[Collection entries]

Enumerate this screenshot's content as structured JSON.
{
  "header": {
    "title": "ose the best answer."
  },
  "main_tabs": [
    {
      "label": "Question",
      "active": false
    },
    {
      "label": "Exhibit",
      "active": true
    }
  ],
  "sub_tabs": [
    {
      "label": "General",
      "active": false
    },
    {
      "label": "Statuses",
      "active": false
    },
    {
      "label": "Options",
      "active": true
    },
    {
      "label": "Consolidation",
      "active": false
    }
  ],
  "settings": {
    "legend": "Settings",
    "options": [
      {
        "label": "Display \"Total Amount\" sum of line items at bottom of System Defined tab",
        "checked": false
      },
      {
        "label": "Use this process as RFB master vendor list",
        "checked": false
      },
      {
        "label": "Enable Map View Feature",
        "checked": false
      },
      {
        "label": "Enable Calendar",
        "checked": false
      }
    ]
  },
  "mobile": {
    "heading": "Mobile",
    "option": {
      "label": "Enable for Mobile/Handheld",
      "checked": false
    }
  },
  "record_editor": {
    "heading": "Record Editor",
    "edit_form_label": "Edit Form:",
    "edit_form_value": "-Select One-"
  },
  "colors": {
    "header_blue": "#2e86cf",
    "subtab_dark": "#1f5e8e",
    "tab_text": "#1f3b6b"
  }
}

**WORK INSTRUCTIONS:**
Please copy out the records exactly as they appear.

**RESULT OF THE TASK:**
Enumerate this screenshot's content as structured JSON.
{
  "header": {
    "title": "ose the best answer."
  },
  "main_tabs": [
    {
      "label": "Question",
      "active": false
    },
    {
      "label": "Exhibit",
      "active": true
    }
  ],
  "sub_tabs": [
    {
      "label": "General",
      "active": false
    },
    {
      "label": "Statuses",
      "active": false
    },
    {
      "label": "Options",
      "active": true
    },
    {
      "label": "Consolidation",
      "active": false
    }
  ],
  "settings": {
    "legend": "Settings",
    "options": [
      {
        "label": "Display \"Total Amount\" sum of line items at bottom of System Defined tab",
        "checked": false
      },
      {
        "label": "Use this process as RFB master vendor list",
        "checked": false
      },
      {
        "label": "Enable Map View Feature",
        "checked": false
      },
      {
        "label": "Enable Calendar",
        "checked": false
      }
    ]
  },
  "mobile": {
    "heading": "Mobile",
    "option": {
      "label": "Enable for Mobile/Handheld",
      "checked": false
    }
  },
  "record_editor": {
    "heading": "Record Editor",
    "edit_form_label": "Edit Form:",
    "edit_form_value": "-Select One-"
  },
  "colors": {
    "header_blue": "#2e86cf",
    "subtab_dark": "#1f5e8e",
    "tab_text": "#1f3b6b"
  }
}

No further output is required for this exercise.